Content starts
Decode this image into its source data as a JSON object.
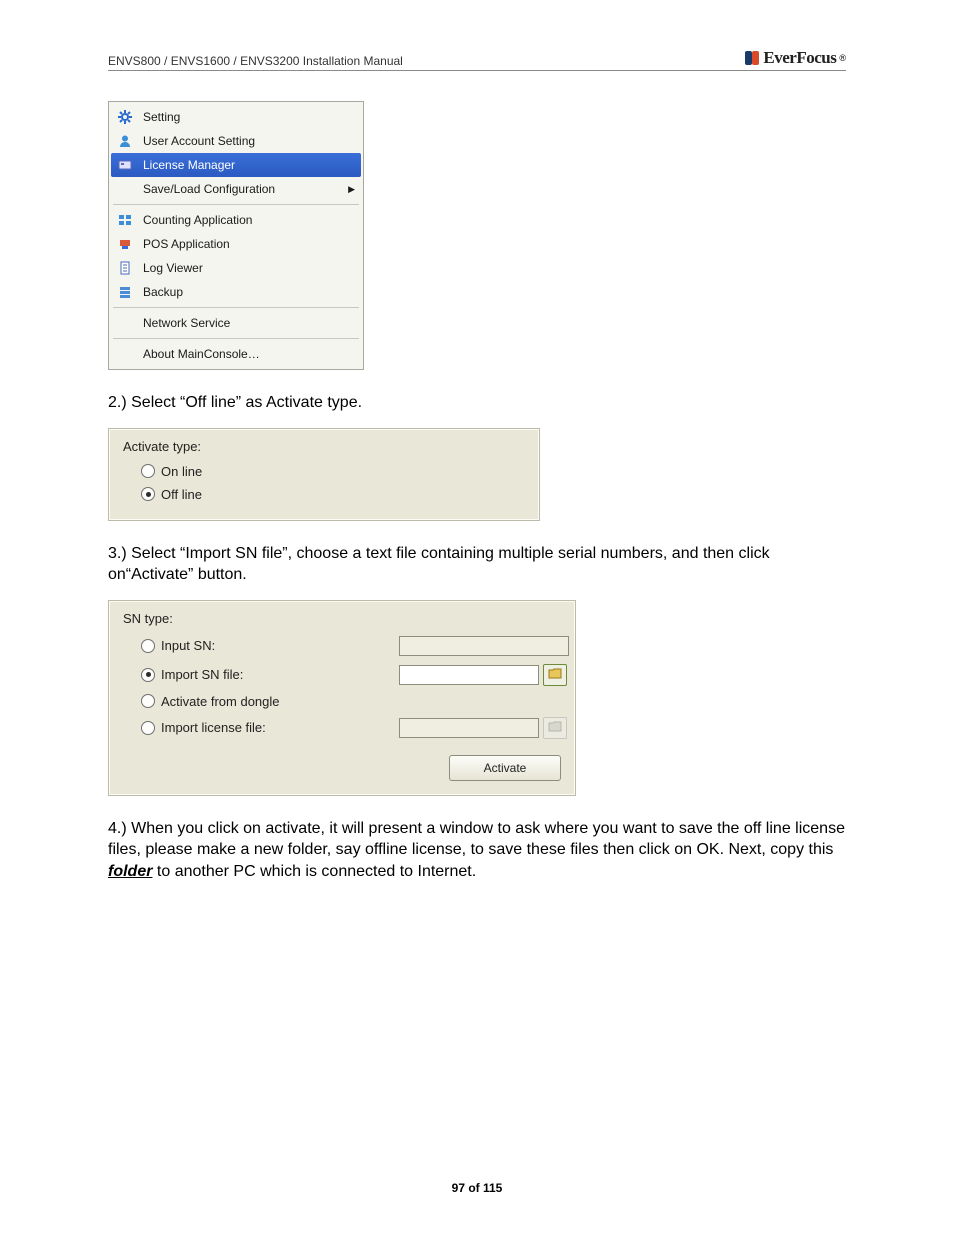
{
  "header": {
    "title": "ENVS800 / ENVS1600 / ENVS3200 Installation Manual",
    "brand": "EverFocus"
  },
  "menu": {
    "items": [
      {
        "icon": "gear-icon",
        "label": "Setting"
      },
      {
        "icon": "user-icon",
        "label": "User Account Setting"
      },
      {
        "icon": "license-icon",
        "label": "License Manager",
        "selected": true
      },
      {
        "icon": "blank-icon",
        "label": "Save/Load Configuration",
        "submenu": true
      },
      {
        "sep": true
      },
      {
        "icon": "counting-icon",
        "label": "Counting Application"
      },
      {
        "icon": "pos-icon",
        "label": "POS Application"
      },
      {
        "icon": "log-icon",
        "label": "Log Viewer"
      },
      {
        "icon": "backup-icon",
        "label": "Backup"
      },
      {
        "sep": true
      },
      {
        "icon": "blank-icon",
        "label": "Network Service"
      },
      {
        "sep": true
      },
      {
        "icon": "blank-icon",
        "label": "About MainConsole…"
      }
    ]
  },
  "step2": {
    "text": "2.) Select “Off line” as Activate type.",
    "panel": {
      "label": "Activate type:",
      "options": [
        {
          "label": "On line",
          "checked": false
        },
        {
          "label": "Off line",
          "checked": true
        }
      ]
    }
  },
  "step3": {
    "text": "3.) Select “Import SN file”, choose a text file containing multiple serial numbers, and then click on“Activate” button.",
    "panel": {
      "label": "SN type:",
      "options": [
        {
          "label": "Input SN:",
          "checked": false,
          "input": "disabled-text"
        },
        {
          "label": "Import SN file:",
          "checked": true,
          "input": "file-enabled"
        },
        {
          "label": "Activate from dongle",
          "checked": false
        },
        {
          "label": "Import license file:",
          "checked": false,
          "input": "file-disabled"
        }
      ],
      "button": "Activate"
    }
  },
  "step4": {
    "pre": "4.) When you click on activate, it will present a window to ask where you want to save the off line license files, please make a new folder, say offline license, to save these files then click on OK. Next, copy this ",
    "em": "folder",
    "post": " to another PC which is connected to Internet."
  },
  "footer": "97 of 115"
}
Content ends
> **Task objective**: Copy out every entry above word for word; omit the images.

> **Result of the exercise**:
Decode this image into its source data as a JSON object.
{
  "header": {
    "title": "ENVS800 / ENVS1600 / ENVS3200 Installation Manual",
    "brand": "EverFocus"
  },
  "menu": {
    "items": [
      {
        "icon": "gear-icon",
        "label": "Setting"
      },
      {
        "icon": "user-icon",
        "label": "User Account Setting"
      },
      {
        "icon": "license-icon",
        "label": "License Manager",
        "selected": true
      },
      {
        "icon": "blank-icon",
        "label": "Save/Load Configuration",
        "submenu": true
      },
      {
        "sep": true
      },
      {
        "icon": "counting-icon",
        "label": "Counting Application"
      },
      {
        "icon": "pos-icon",
        "label": "POS Application"
      },
      {
        "icon": "log-icon",
        "label": "Log Viewer"
      },
      {
        "icon": "backup-icon",
        "label": "Backup"
      },
      {
        "sep": true
      },
      {
        "icon": "blank-icon",
        "label": "Network Service"
      },
      {
        "sep": true
      },
      {
        "icon": "blank-icon",
        "label": "About MainConsole…"
      }
    ]
  },
  "step2": {
    "text": "2.) Select “Off line” as Activate type.",
    "panel": {
      "label": "Activate type:",
      "options": [
        {
          "label": "On line",
          "checked": false
        },
        {
          "label": "Off line",
          "checked": true
        }
      ]
    }
  },
  "step3": {
    "text": "3.) Select “Import SN file”, choose a text file containing multiple serial numbers, and then click on“Activate” button.",
    "panel": {
      "label": "SN type:",
      "options": [
        {
          "label": "Input SN:",
          "checked": false,
          "input": "disabled-text"
        },
        {
          "label": "Import SN file:",
          "checked": true,
          "input": "file-enabled"
        },
        {
          "label": "Activate from dongle",
          "checked": false
        },
        {
          "label": "Import license file:",
          "checked": false,
          "input": "file-disabled"
        }
      ],
      "button": "Activate"
    }
  },
  "step4": {
    "pre": "4.) When you click on activate, it will present a window to ask where you want to save the off line license files, please make a new folder, say offline license, to save these files then click on OK. Next, copy this ",
    "em": "folder",
    "post": " to another PC which is connected to Internet."
  },
  "footer": "97 of 115"
}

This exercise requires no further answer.